BEGIN DATA SUPPLIED

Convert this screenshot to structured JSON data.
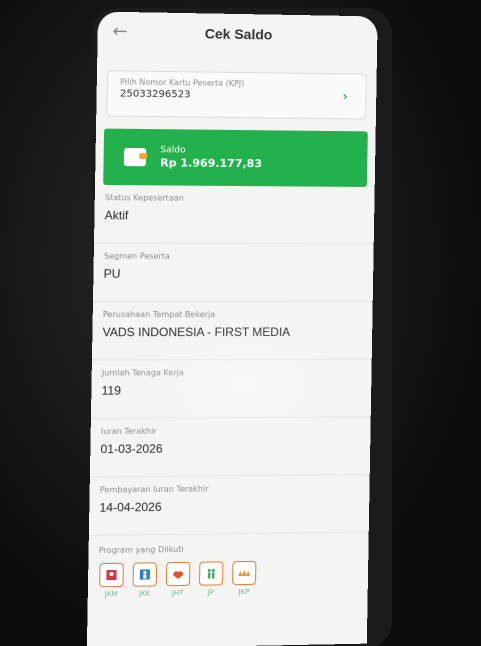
{
  "header": {
    "title": "Cek Saldo",
    "back_icon": "arrow-left-icon"
  },
  "kpj": {
    "label": "Pilih Nomor Kartu Peserta (KPJ)",
    "value": "25033296523"
  },
  "saldo": {
    "label": "Saldo",
    "value": "Rp 1.969.177,83",
    "color": "#22b14c"
  },
  "fields": [
    {
      "label": "Status Kepesertaan",
      "value": "Aktif"
    },
    {
      "label": "Segmen Peserta",
      "value": "PU"
    },
    {
      "label": "Perusahaan Tempat Bekerja",
      "value": "VADS INDONESIA - FIRST MEDIA"
    },
    {
      "label": "Jumlah Tenaga Kerja",
      "value": "119"
    },
    {
      "label": "Iuran Terakhir",
      "value": "01-03-2026"
    },
    {
      "label": "Pembayaran Iuran Terakhir",
      "value": "14-04-2026"
    }
  ],
  "programs": {
    "label": "Program yang Diikuti",
    "items": [
      {
        "name": "JKM",
        "icon": "jkm-icon"
      },
      {
        "name": "JKK",
        "icon": "jkk-icon"
      },
      {
        "name": "JHT",
        "icon": "jht-icon"
      },
      {
        "name": "JP",
        "icon": "jp-icon"
      },
      {
        "name": "JKP",
        "icon": "jkp-icon"
      }
    ]
  }
}
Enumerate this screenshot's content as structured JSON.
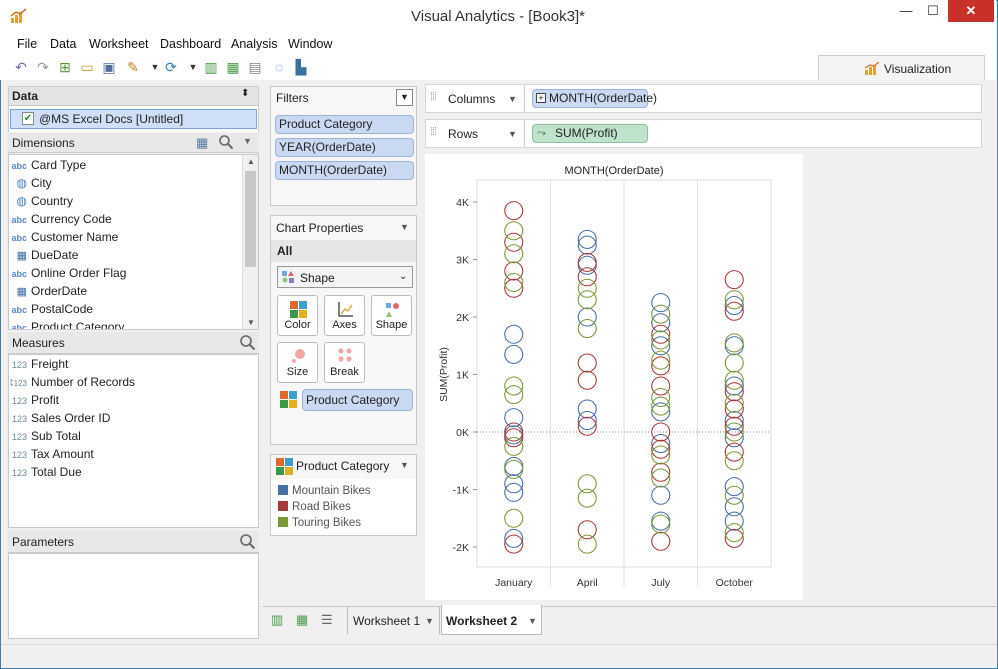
{
  "window": {
    "title": "Visual Analytics - [Book3]*",
    "minimize": "—",
    "maximize": "☐",
    "close": "✕"
  },
  "menu": [
    "File",
    "Data",
    "Worksheet",
    "Dashboard",
    "Analysis",
    "Window"
  ],
  "visualization_tab": "Visualization",
  "data_panel": {
    "header": "Data",
    "source": "@MS Excel Docs [Untitled]"
  },
  "dimensions": {
    "header": "Dimensions",
    "items": [
      {
        "type": "abc",
        "label": "Card Type"
      },
      {
        "type": "globe",
        "label": "City"
      },
      {
        "type": "globe",
        "label": "Country"
      },
      {
        "type": "abc",
        "label": "Currency Code"
      },
      {
        "type": "abc",
        "label": "Customer Name"
      },
      {
        "type": "date",
        "label": "DueDate"
      },
      {
        "type": "abc",
        "label": "Online Order Flag"
      },
      {
        "type": "date",
        "label": "OrderDate"
      },
      {
        "type": "abc",
        "label": "PostalCode"
      },
      {
        "type": "abc",
        "label": "Product Category"
      }
    ]
  },
  "measures": {
    "header": "Measures",
    "items": [
      {
        "type": "123",
        "label": "Freight"
      },
      {
        "type": "#123",
        "label": "Number of Records"
      },
      {
        "type": "123",
        "label": "Profit"
      },
      {
        "type": "123",
        "label": "Sales Order ID"
      },
      {
        "type": "123",
        "label": "Sub Total"
      },
      {
        "type": "123",
        "label": "Tax Amount"
      },
      {
        "type": "123",
        "label": "Total Due"
      }
    ]
  },
  "parameters": {
    "header": "Parameters"
  },
  "filters": {
    "header": "Filters",
    "items": [
      "Product Category",
      "YEAR(OrderDate)",
      "MONTH(OrderDate)"
    ]
  },
  "chart_properties": {
    "header": "Chart Properties",
    "scope": "All",
    "mark_type": "Shape",
    "buttons": [
      "Color",
      "Axes",
      "Shape",
      "Size",
      "Break"
    ],
    "color_field": "Product Category"
  },
  "legend": {
    "header": "Product Category",
    "items": [
      {
        "label": "Mountain Bikes",
        "color": "#4a6fa5"
      },
      {
        "label": "Road Bikes",
        "color": "#a33b3b"
      },
      {
        "label": "Touring Bikes",
        "color": "#7a9a3a"
      }
    ]
  },
  "shelves": {
    "columns_label": "Columns",
    "columns_pill": "MONTH(OrderDate)",
    "rows_label": "Rows",
    "rows_pill": "SUM(Profit)"
  },
  "sheet_tabs": [
    "Worksheet 1",
    "Worksheet 2"
  ],
  "active_sheet": "Worksheet 2",
  "chart_data": {
    "type": "scatter",
    "title": "MONTH(OrderDate)",
    "xlabel": "",
    "ylabel": "SUM(Profit)",
    "categories": [
      "January",
      "April",
      "July",
      "October"
    ],
    "y_ticks": [
      "4K",
      "3K",
      "2K",
      "1K",
      "0K",
      "-1K",
      "-2K"
    ],
    "ylim": [
      -2300,
      4300
    ],
    "reference_line": 0,
    "marker": "hollow circle",
    "series": [
      {
        "name": "Mountain Bikes",
        "color": "#4a6fa5",
        "points": [
          [
            0,
            1700
          ],
          [
            0,
            1350
          ],
          [
            0,
            250
          ],
          [
            0,
            -50
          ],
          [
            0,
            -600
          ],
          [
            0,
            -900
          ],
          [
            0,
            -1050
          ],
          [
            0,
            -1850
          ],
          [
            1,
            3350
          ],
          [
            1,
            3250
          ],
          [
            1,
            2900
          ],
          [
            1,
            2000
          ],
          [
            1,
            400
          ],
          [
            1,
            200
          ],
          [
            2,
            2250
          ],
          [
            2,
            1900
          ],
          [
            2,
            1500
          ],
          [
            2,
            350
          ],
          [
            2,
            -200
          ],
          [
            2,
            -1100
          ],
          [
            2,
            -1550
          ],
          [
            3,
            2200
          ],
          [
            3,
            1500
          ],
          [
            3,
            800
          ],
          [
            3,
            200
          ],
          [
            3,
            -100
          ],
          [
            3,
            -950
          ],
          [
            3,
            -1300
          ],
          [
            3,
            -1550
          ]
        ]
      },
      {
        "name": "Road Bikes",
        "color": "#a33b3b",
        "points": [
          [
            0,
            3850
          ],
          [
            0,
            3300
          ],
          [
            0,
            2800
          ],
          [
            0,
            2500
          ],
          [
            0,
            -100
          ],
          [
            0,
            0
          ],
          [
            0,
            -1950
          ],
          [
            1,
            2950
          ],
          [
            1,
            2700
          ],
          [
            1,
            1200
          ],
          [
            1,
            900
          ],
          [
            1,
            100
          ],
          [
            1,
            -1700
          ],
          [
            2,
            1700
          ],
          [
            2,
            1150
          ],
          [
            2,
            800
          ],
          [
            2,
            0
          ],
          [
            2,
            -300
          ],
          [
            2,
            -700
          ],
          [
            2,
            -1900
          ],
          [
            3,
            2650
          ],
          [
            3,
            2100
          ],
          [
            3,
            700
          ],
          [
            3,
            400
          ],
          [
            3,
            100
          ],
          [
            3,
            -350
          ],
          [
            3,
            -1850
          ]
        ]
      },
      {
        "name": "Touring Bikes",
        "color": "#7a9a3a",
        "points": [
          [
            0,
            3500
          ],
          [
            0,
            3100
          ],
          [
            0,
            2600
          ],
          [
            0,
            800
          ],
          [
            0,
            650
          ],
          [
            0,
            -250
          ],
          [
            0,
            -650
          ],
          [
            0,
            -1500
          ],
          [
            1,
            2500
          ],
          [
            1,
            2300
          ],
          [
            1,
            1800
          ],
          [
            1,
            -900
          ],
          [
            1,
            -1150
          ],
          [
            1,
            -1950
          ],
          [
            2,
            2050
          ],
          [
            2,
            1600
          ],
          [
            2,
            1250
          ],
          [
            2,
            600
          ],
          [
            2,
            450
          ],
          [
            2,
            -400
          ],
          [
            2,
            -800
          ],
          [
            2,
            -1600
          ],
          [
            3,
            2300
          ],
          [
            3,
            1550
          ],
          [
            3,
            1200
          ],
          [
            3,
            900
          ],
          [
            3,
            500
          ],
          [
            3,
            0
          ],
          [
            3,
            -500
          ],
          [
            3,
            -1100
          ],
          [
            3,
            -1750
          ]
        ]
      }
    ]
  }
}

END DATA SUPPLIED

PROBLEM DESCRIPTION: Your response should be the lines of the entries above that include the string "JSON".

TASK OUTPUT:
Convert this screenshot to structured JSON data.
Enumerate this screenshot's content as structured JSON.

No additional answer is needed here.